Exxon’s fourth-quarter profit rose 2 percent as higher oil prices offset a drop in production. The world’s largest publicly traded oil company announced that it sold 27 percent more crude between October and December as compared to last year. Natural gas prices also jumped 27 percent outside the United States. Higher prices pushed net income to $9.4 billion, or $1.97 per share, in the fourth quarter, matching Wall Street expectations. It made $9.25 billion, or $1.85 per share, a year earlier. Revenue rose 15.6 percent to $121.6 billion in the latest quarter. Exxon, based in Irving, Texas, said that production declined nearly 9 percent in the quarter, even after spending a record $36.8 billion last year in search of new sources of crude and natural gas.
Exploration projects can take years to yield new production. And some of Exxon’s biggest investments recently have been in U.S. natural gas fields, which so far haven’t paid off because prices have dropped to their lowest levels in a decade. Crude production declined as some of its fields matured and produced less. And many contracts in foreign countries limit the amount of oil that Exxon can sell as prices rise, not to mention the fact that natural gas demand fell in Europe as well.
Overall, earnings in Exxon’s exploration and production business rose 18 percent, offsetting a 63 percent drop in income from the company’s refining business. The company’s refineries, which produce gasoline, diesel, and other fuels, have struggled to pass on the higher cost of their primary input, which is crude. Exxon announced that it is selling its Japanese refining and marketing business for $3.9 billion following an extended slide in Japanese fuel demand. Exxon’s chemicals business also saw profits decline 49 percent. For the full year, Exxon’s net income rose 34.8 percent, while revenue rose 26.9 percent.
Since mid 2010 Exxon’s market price has increased from its low of about $57 to the current price of about $91 per share, as is shown in the graph below. That is an increase of 60% in market price in 2.5 years time. Also it is interesting to see that it is back around its pre-crisis high.
Source: Ycharts.com ( X-axis: Year, Y-axis: Share Price)
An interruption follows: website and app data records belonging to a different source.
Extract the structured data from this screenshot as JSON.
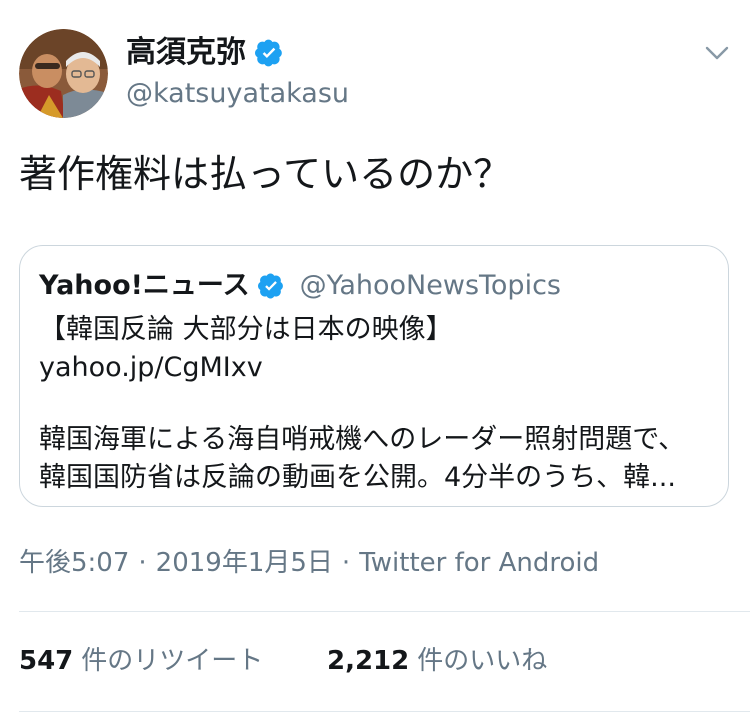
{
  "author": {
    "display_name": "高須克弥",
    "handle": "@katsuyatakasu",
    "verified": true
  },
  "tweet": {
    "text": "著作権料は払っているのか？"
  },
  "quoted_tweet": {
    "display_name": "Yahoo!ニュース",
    "handle": "@YahooNewsTopics",
    "verified": true,
    "title": "【韓国反論 大部分は日本の映像】",
    "link": "yahoo.jp/CgMIxv",
    "body_line_1": "韓国海軍による海自哨戒機へのレーダー照射問題で、",
    "body_line_2": "韓国国防省は反論の動画を公開。4分半のうち、韓..."
  },
  "meta": {
    "time": "午後5:07",
    "separator": "·",
    "date": "2019年1月5日",
    "source": "Twitter for Android"
  },
  "stats": {
    "retweets_count": "547",
    "retweets_label": "件のリツイート",
    "likes_count": "2,212",
    "likes_label": "件のいいね"
  },
  "icons": {
    "verified": "verified-badge-icon",
    "menu": "chevron-down-icon"
  },
  "colors": {
    "text_primary": "#14171a",
    "text_secondary": "#657786",
    "verified_blue": "#1da1f2",
    "border": "#ccd6dd",
    "divider": "#e1e8ed"
  }
}
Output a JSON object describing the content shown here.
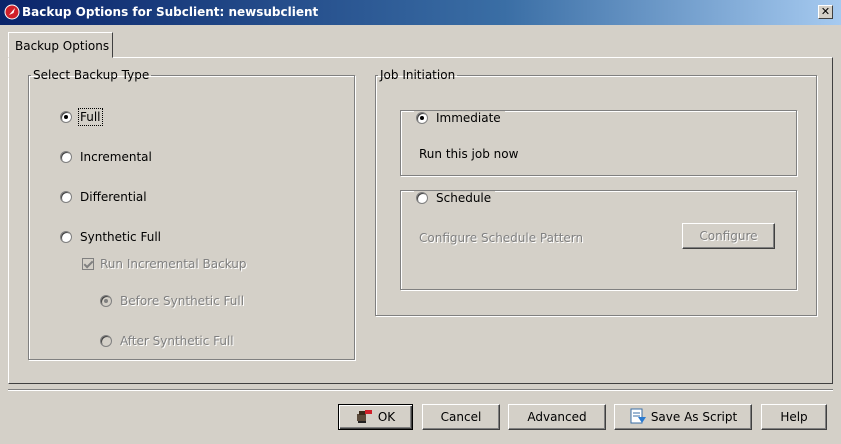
{
  "window": {
    "title": "Backup Options for Subclient: newsubclient",
    "close_label": "✕"
  },
  "tabs": [
    {
      "label": "Backup Options"
    }
  ],
  "backup_type": {
    "legend": "Select Backup Type",
    "options": [
      {
        "label": "Full",
        "checked": true,
        "enabled": true
      },
      {
        "label": "Incremental",
        "checked": false,
        "enabled": true
      },
      {
        "label": "Differential",
        "checked": false,
        "enabled": true
      },
      {
        "label": "Synthetic Full",
        "checked": false,
        "enabled": true
      }
    ],
    "run_incremental": {
      "label": "Run Incremental Backup",
      "checked": true,
      "enabled": false
    },
    "synthetic_timing": [
      {
        "label": "Before Synthetic Full",
        "checked": true,
        "enabled": false
      },
      {
        "label": "After Synthetic Full",
        "checked": false,
        "enabled": false
      }
    ]
  },
  "job_initiation": {
    "legend": "Job Initiation",
    "immediate": {
      "label": "Immediate",
      "checked": true,
      "description": "Run this job now"
    },
    "schedule": {
      "label": "Schedule",
      "checked": false,
      "description": "Configure Schedule Pattern",
      "configure_label": "Configure"
    }
  },
  "footer": {
    "ok_label": "OK",
    "cancel_label": "Cancel",
    "advanced_label": "Advanced",
    "save_script_label": "Save As Script",
    "help_label": "Help"
  },
  "colors": {
    "dialog_bg": "#d4d0c8",
    "title_bar": "#0a246a",
    "disabled_text": "#808080"
  }
}
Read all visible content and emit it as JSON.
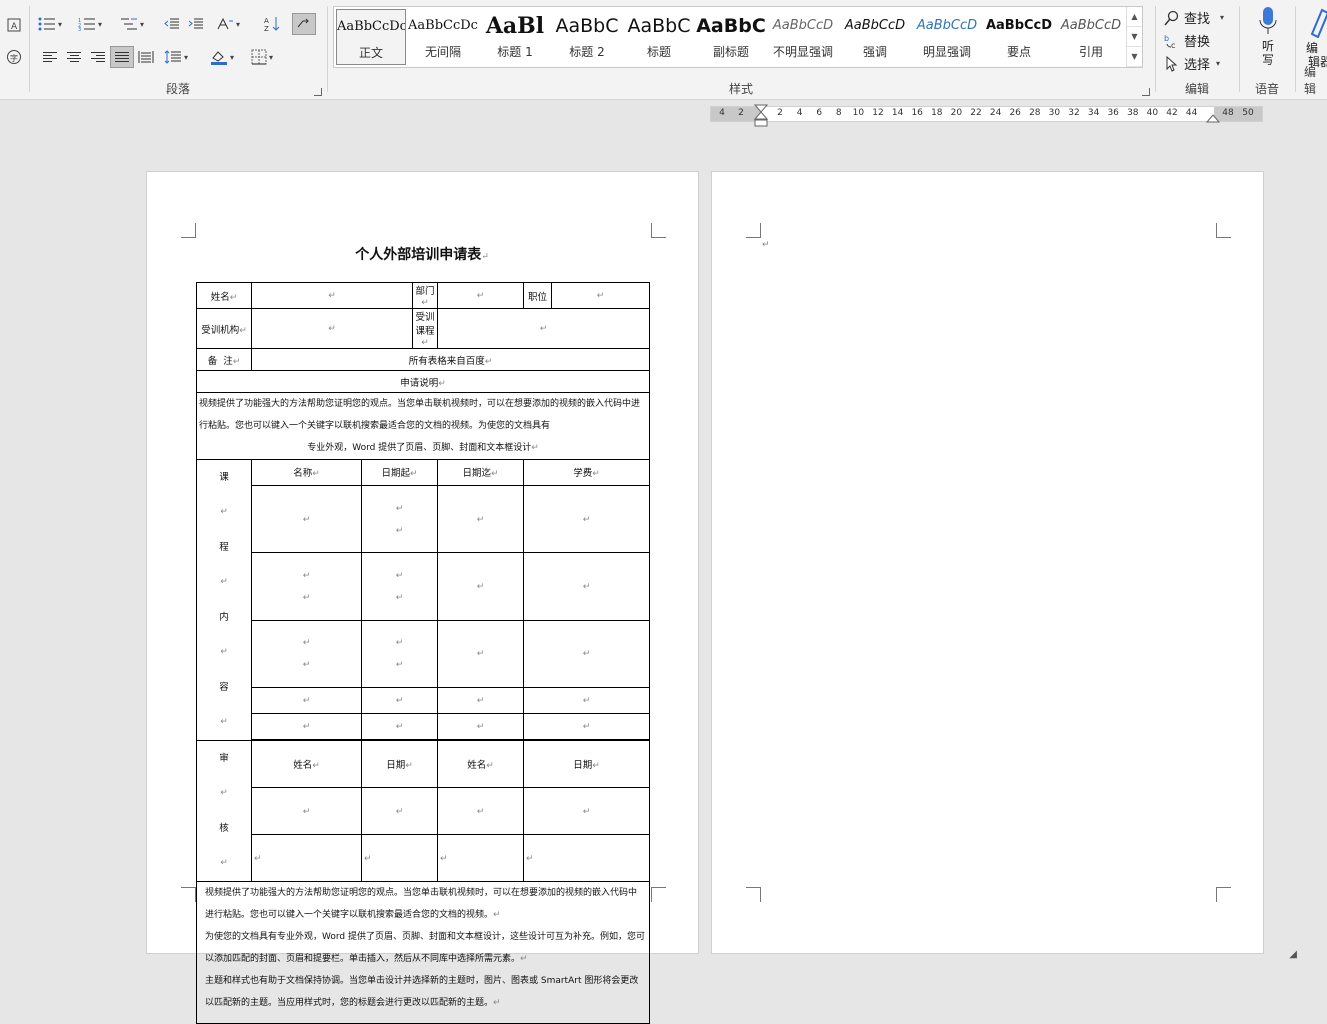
{
  "ribbon": {
    "paragraph_label": "段落",
    "styles_label": "样式",
    "editing_label": "编辑",
    "voice_label": "语音",
    "editor_label": "编辑",
    "styles": [
      {
        "sample": "AaBbCcDc",
        "name": "正文",
        "selected": true
      },
      {
        "sample": "AaBbCcDc",
        "name": "无间隔"
      },
      {
        "sample": "AaBl",
        "name": "标题 1"
      },
      {
        "sample": "AaBbC",
        "name": "标题 2"
      },
      {
        "sample": "AaBbC",
        "name": "标题"
      },
      {
        "sample": "AaBbC",
        "name": "副标题"
      },
      {
        "sample": "AaBbCcD",
        "name": "不明显强调"
      },
      {
        "sample": "AaBbCcD",
        "name": "强调"
      },
      {
        "sample": "AaBbCcD",
        "name": "明显强调"
      },
      {
        "sample": "AaBbCcD",
        "name": "要点"
      },
      {
        "sample": "AaBbCcD",
        "name": "引用"
      }
    ],
    "find": "查找",
    "replace": "替换",
    "select": "选择",
    "dictate_line1": "听",
    "dictate_line2": "写",
    "editor_line1": "编",
    "editor_line2": "辑器"
  },
  "ruler": {
    "left_numbers": [
      "4",
      "2"
    ],
    "numbers": [
      "2",
      "4",
      "6",
      "8",
      "10",
      "12",
      "14",
      "16",
      "18",
      "20",
      "22",
      "24",
      "26",
      "28",
      "30",
      "32",
      "34",
      "36",
      "38",
      "40",
      "42",
      "44"
    ],
    "right_numbers": [
      "48",
      "50"
    ]
  },
  "document": {
    "title": "个人外部培训申请表",
    "paragraph_mark": "↵",
    "row1": {
      "name": "姓名",
      "dept": "部门",
      "position": "职位"
    },
    "row2": {
      "institution": "受训机构",
      "course": "受训课程"
    },
    "row3": {
      "remark_label": "备  注",
      "remark_value": "所有表格来自百度"
    },
    "explain_header": "申请说明",
    "explain_text": "视频提供了功能强大的方法帮助您证明您的观点。当您单击联机视频时，可以在想要添加的视频的嵌入代码中进行粘贴。您也可以键入一个关键字以联机搜索最适合您的文档的视频。为使您的文档具有",
    "explain_text_last": "专业外观，Word 提供了页眉、页脚、封面和文本框设计",
    "course_label_chars": [
      "课",
      "程",
      "内",
      "容"
    ],
    "course_headers": [
      "名称",
      "日期起",
      "日期迄",
      "学费"
    ],
    "review_label_chars": [
      "审",
      "核"
    ],
    "review_headers": [
      "姓名",
      "日期",
      "姓名",
      "日期"
    ],
    "footer_paragraphs": [
      "视频提供了功能强大的方法帮助您证明您的观点。当您单击联机视频时，可以在想要添加的视频的嵌入代码中进行粘贴。您也可以键入一个关键字以联机搜索最适合您的文档的视频。",
      "为使您的文档具有专业外观，Word 提供了页眉、页脚、封面和文本框设计，这些设计可互为补充。例如，您可以添加匹配的封面、页眉和提要栏。单击插入，然后从不同库中选择所需元素。",
      "主题和样式也有助于文档保持协调。当您单击设计并选择新的主题时，图片、图表或 SmartArt 图形将会更改以匹配新的主题。当应用样式时，您的标题会进行更改以匹配新的主题。"
    ]
  }
}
An intensive analysis of Exxon’s cash flow statement highlighted one strong point of Exxon–the ability to generate huge amounts of cash.
Operating cash indicates if the company is able to generate its own cash, instead of funds coming from outside financing activities. As shown in the tables below, operating cash is growing year over year as of 2009, with a slight decrease in 2012.
With operating cash the company is able to fund its investing and financing requirements. As we look at the increase/decrease in net cash in the tables, we see that Exxon has significantly been using up its cash reserves in the last few quarters. One of the main reasons is that it has been buying back its own stock–already about 15.6 billion worth in 2012. In a cash flow statement this is indicated with the “Issuance (Retirement) of Stock, Net” item.
Note: All values in tables are in Millions of USD
Exxon vs Other Companies
Major oil companies’ fourth-quarter earnings reports got off to a bumpy start, with Royal Dutch Shell plc (ADR) (NYSE:RDS.A)’s profit disappointing investors and ConocoPhillips (NYSE:COP) projecting total production for this year will be lower than in 2012.
ConocoPhillips, based in Houston, said that because of planned maintenance, downtime at some facilities, and seasonal issues in the second and third quarters of 2013, it expects full-year production from continuing operations of 1.48 million to 1.53 million barrels of oil equivalent per day. Full-year 2012 production was 1.58 million barrels per day. The muted outlook came as the company reported that its fourth-quarter profit fell nearly 58 percent. The decline partly reflected the spinoff of downstream businesses that were included in the year-ago results. The spinoff of the new Phillips 66 removed ConocoPhillips from the ranks of integrated, Big Oil rivals, against which it’s been measured in the past.